Democratic U.S. Senate seats fell from 55 to 46. Their share of the House plummeted from 256 seats to 194. Republicans still control both chambers going into the next session.
Democratic governerships also became a rarity during this eight-year period, slipping from 28 to 16.
The Obama years, which saw the rise of the Tea Party as well as a new movement form around Trump that is still being defined, coincided with a loss of 958 state legislative seats for Democrats.
Still, Obama said in an interview which aired Monday that, if he were allowed to run for a third term, he would have been victorious.
“I am confident in this vision because I’m confident that if I had run again and articulated it, I think I could’ve mobilized a majority of the American people to rally behind it,” Obama told ex-adviser David Axelrod for “The Axe Files” podcast.
Trump responded, "no way!"

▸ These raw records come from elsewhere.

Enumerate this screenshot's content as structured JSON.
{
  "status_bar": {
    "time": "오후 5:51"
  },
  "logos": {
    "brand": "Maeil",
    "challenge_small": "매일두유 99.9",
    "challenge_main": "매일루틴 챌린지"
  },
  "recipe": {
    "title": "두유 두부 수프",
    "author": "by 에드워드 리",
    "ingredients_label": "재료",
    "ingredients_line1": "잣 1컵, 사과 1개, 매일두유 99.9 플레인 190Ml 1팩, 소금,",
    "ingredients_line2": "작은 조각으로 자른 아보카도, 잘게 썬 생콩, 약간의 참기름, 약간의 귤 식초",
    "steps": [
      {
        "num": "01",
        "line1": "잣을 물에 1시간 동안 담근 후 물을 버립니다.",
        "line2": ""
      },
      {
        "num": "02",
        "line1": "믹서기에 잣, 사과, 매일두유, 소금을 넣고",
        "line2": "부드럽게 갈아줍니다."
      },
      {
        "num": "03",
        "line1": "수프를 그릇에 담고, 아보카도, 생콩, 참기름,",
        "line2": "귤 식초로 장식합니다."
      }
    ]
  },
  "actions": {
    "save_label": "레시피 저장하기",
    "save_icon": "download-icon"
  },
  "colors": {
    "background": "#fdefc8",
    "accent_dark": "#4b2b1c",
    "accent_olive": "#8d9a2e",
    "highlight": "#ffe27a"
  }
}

While Obama and others note that Clinton still won the popular vote last month, and Democrats shaved down the Republican majority on Capitol Hill, others in the party have voiced concerns about where Democrats go from here.
“We’re not even a national party at this point,” Rep. Tim Ryan, D-Ohio, said last month as he made a failed run at the House minority leader position. “We have some support on the coasts, but we’ve lost the support of middle America, and we’ve got to make some changes. So I’m pulling the fire alarm here, because the house is on fire.”